When I've arrived at Fabrica at the end of 2005 there were not many colors left to be used on the desk of the Creative Director of Colors Magazine. Many a more illustrious Editor-in-Chief before me used them furiously and with a great sense of art. Tibor Kalmar and Oliviero Toscani for instance, used some of the strongest ones (like the black Queen's Elizabeth's face, or that intense red of the glove of the famous issue #7 on AIDS); Adam Broomberg and Oliver Chanarin used all the range of sensitive colors, like that beautiful light blue of the issue on the mental hospital, or the yellow to paint the wall of the cover of the volunteer's issue; Stefan Ruiz then finished all the pastel tones to tell his stories on photo studios, slums and telenovelas. 

Well, when I arrived at Colors - the magazine had over 60 issues published. So, many tones of color were already finished, leaving the impression that there were no colors left to be used and also not many more stories to tell either... Which is of course is a super odd situation to find yourself in as a new Creative Director of the magazine that talks "about the rest of the world". 

This feeling of visual and spiritual exhaustion of the magazine turned into the fuel to create the only Colors magazine I've been responsible for. We called it COLORS NOTEBOOK. It was an empty magazine (from the cover to the back-cover) with only a short text inviting people who bought or received that copy to fill it with their stories, their dreams, their photos, their writings, their hopes, and their colors. 

That is how Colors - from being a magazine about the rest of the world - became the only the magazine "made by the rest of the World". For once we didn't use our colors to paint the World, but we left the World to use their own colors. The result was over 2.000 Colors Magazines of 1 copy each. 2.000 very unique issues in every sense.

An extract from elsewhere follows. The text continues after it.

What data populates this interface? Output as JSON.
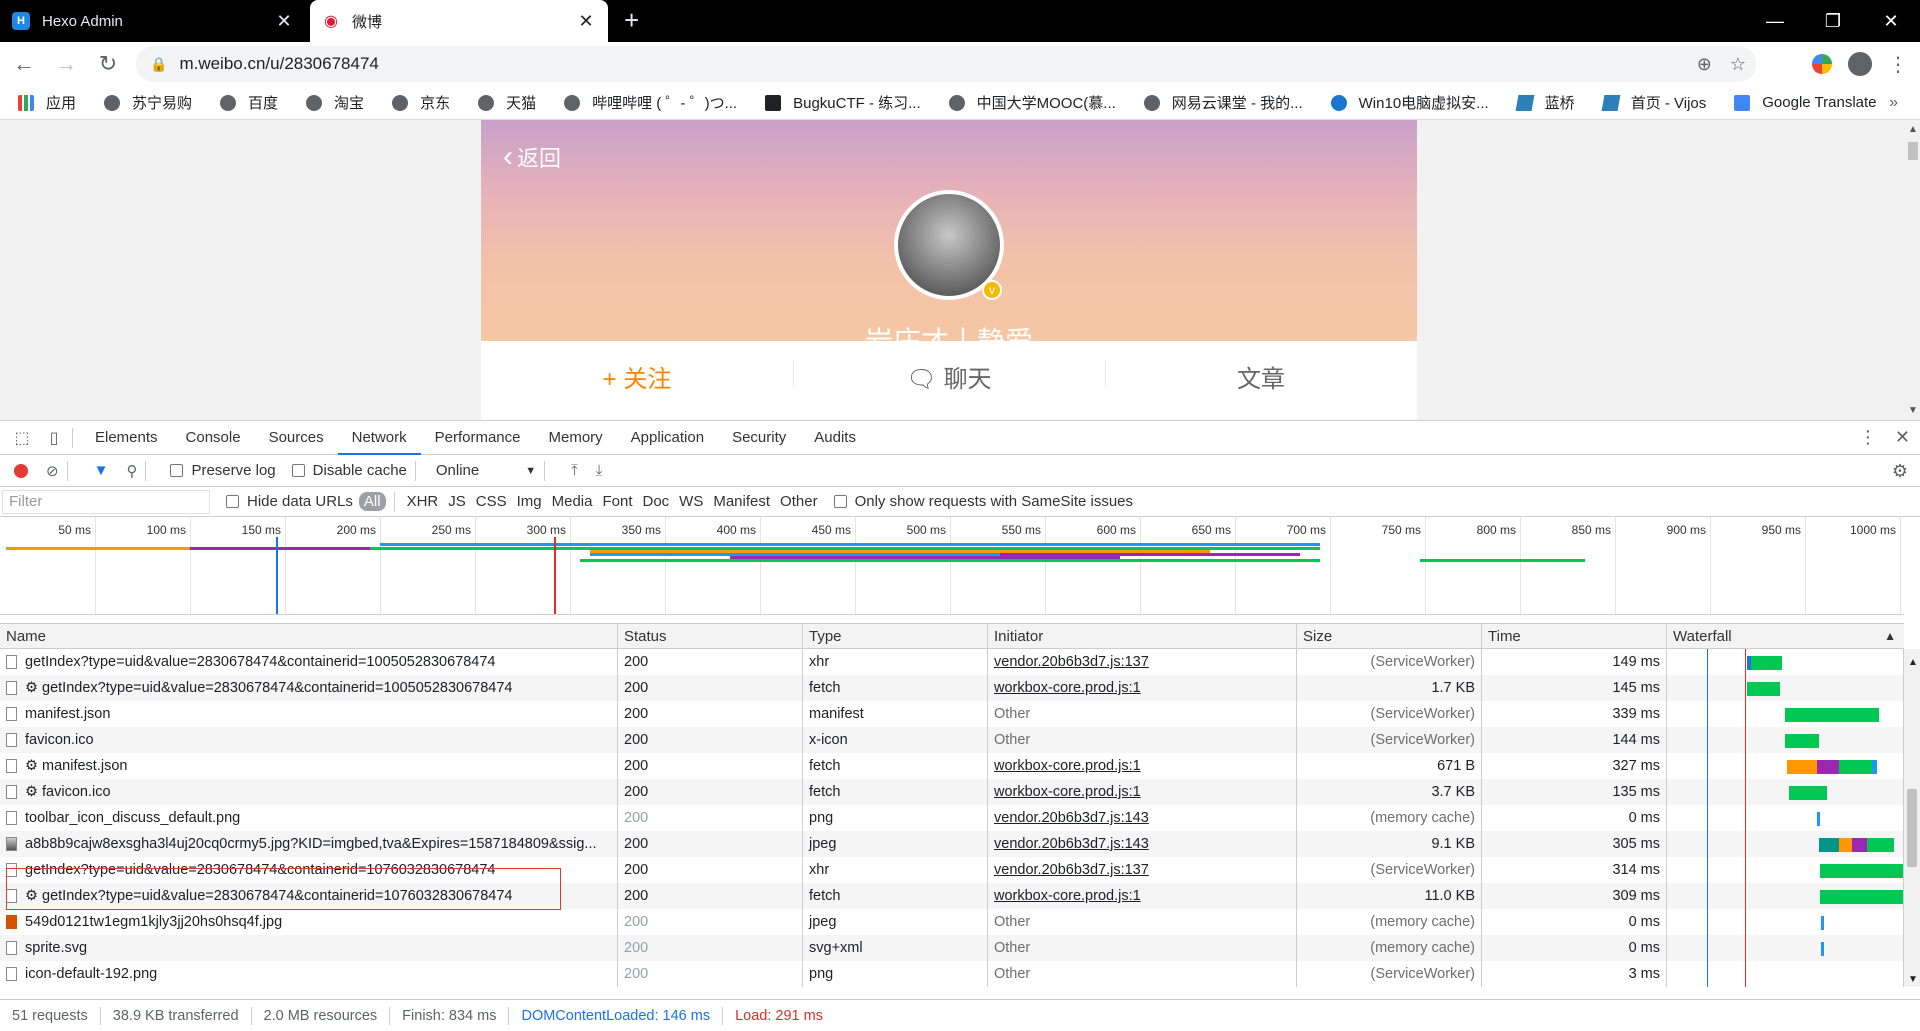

Before the issue was finished and exhibited in the Pompidou in Paris, I had already left Colors. Like it happened many other times in my life.